Composer Spotlight: Joshua Tso

By Cathy Wang | Opinions Editor

As the resident composer and guest conductor, senior Joshua Tso composes music for Irvington’s orchestra. He started playing piano at age five and violin at age 12, sticking mainly to classical pieces that ranged from the Baroque to Contemporary periods. He also completed AP Music Theory last year, which introduced him to harmony and progression arrangements.

The inspiration for his compositions come mainly from listening and observing the things around him.

“What I have observed through composing, rehearsing, and revising is that composing is a lot more about listening than writing.” Tso said. “Listening not only encompasses listening to your own piece and pieces by other composers, but also listening to your own imagination. Figments of melodies and sonorities will arise if you just listen. My inspiration generally comes events that occur in life; unknowingly, sometimes, stress serves as a source of inspiration.”

He recently finished “A Work for Fourth Period,” a piece that will not be performed but is meant to gauge the level of difficulty that the orchestra can work with. To date, Tso has composed three songs and is working on his fourth one. He helps conduct the orchestra during rehearsals and hopes to conduct this latest piece in the upcoming spring concert.

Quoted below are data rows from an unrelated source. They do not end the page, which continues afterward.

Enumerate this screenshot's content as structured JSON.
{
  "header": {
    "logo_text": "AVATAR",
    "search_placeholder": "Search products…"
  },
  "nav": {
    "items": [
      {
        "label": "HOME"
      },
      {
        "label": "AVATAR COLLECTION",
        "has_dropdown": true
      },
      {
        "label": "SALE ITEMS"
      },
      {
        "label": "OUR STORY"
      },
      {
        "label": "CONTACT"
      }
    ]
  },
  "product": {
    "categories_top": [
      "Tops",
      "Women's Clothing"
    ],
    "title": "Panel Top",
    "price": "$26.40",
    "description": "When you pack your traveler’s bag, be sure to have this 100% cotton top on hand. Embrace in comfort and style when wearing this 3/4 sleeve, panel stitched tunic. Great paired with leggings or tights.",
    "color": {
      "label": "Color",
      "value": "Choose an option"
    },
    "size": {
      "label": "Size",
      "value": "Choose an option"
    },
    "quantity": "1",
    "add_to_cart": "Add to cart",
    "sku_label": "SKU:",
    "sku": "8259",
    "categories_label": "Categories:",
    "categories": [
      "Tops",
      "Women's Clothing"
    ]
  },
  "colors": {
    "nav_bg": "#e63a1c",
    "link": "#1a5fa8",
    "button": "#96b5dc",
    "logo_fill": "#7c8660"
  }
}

“The orchestra is very supportive. They are very encouraging and offer great advice. I am very privileged to have this opportunity to work with them on a daily basis.” Tso said. “Some elements of my piece may seem foreign to them because it contains some bitonal elements and some shifting meters, so playing it is still quite difficult, but they work hard and improve, and that’s all I’m asking for.”

Tso is considering double-majoring or minoring in music in college.

“But everyone knows that the music industry is very competitive and unpredictable, so regarding my future career, I’m not going to put all the eggs in one basket.” Tso said. “However, I will still compose as a hobby if music is not my career.”

Senior Joshua Tso listens to and analyzes his latest composition for orchestra (Photo: Cathy Wang).
Senior Joshua Tso listens to and analyzes his latest composition for orchestra (Photo: Cathy Wang).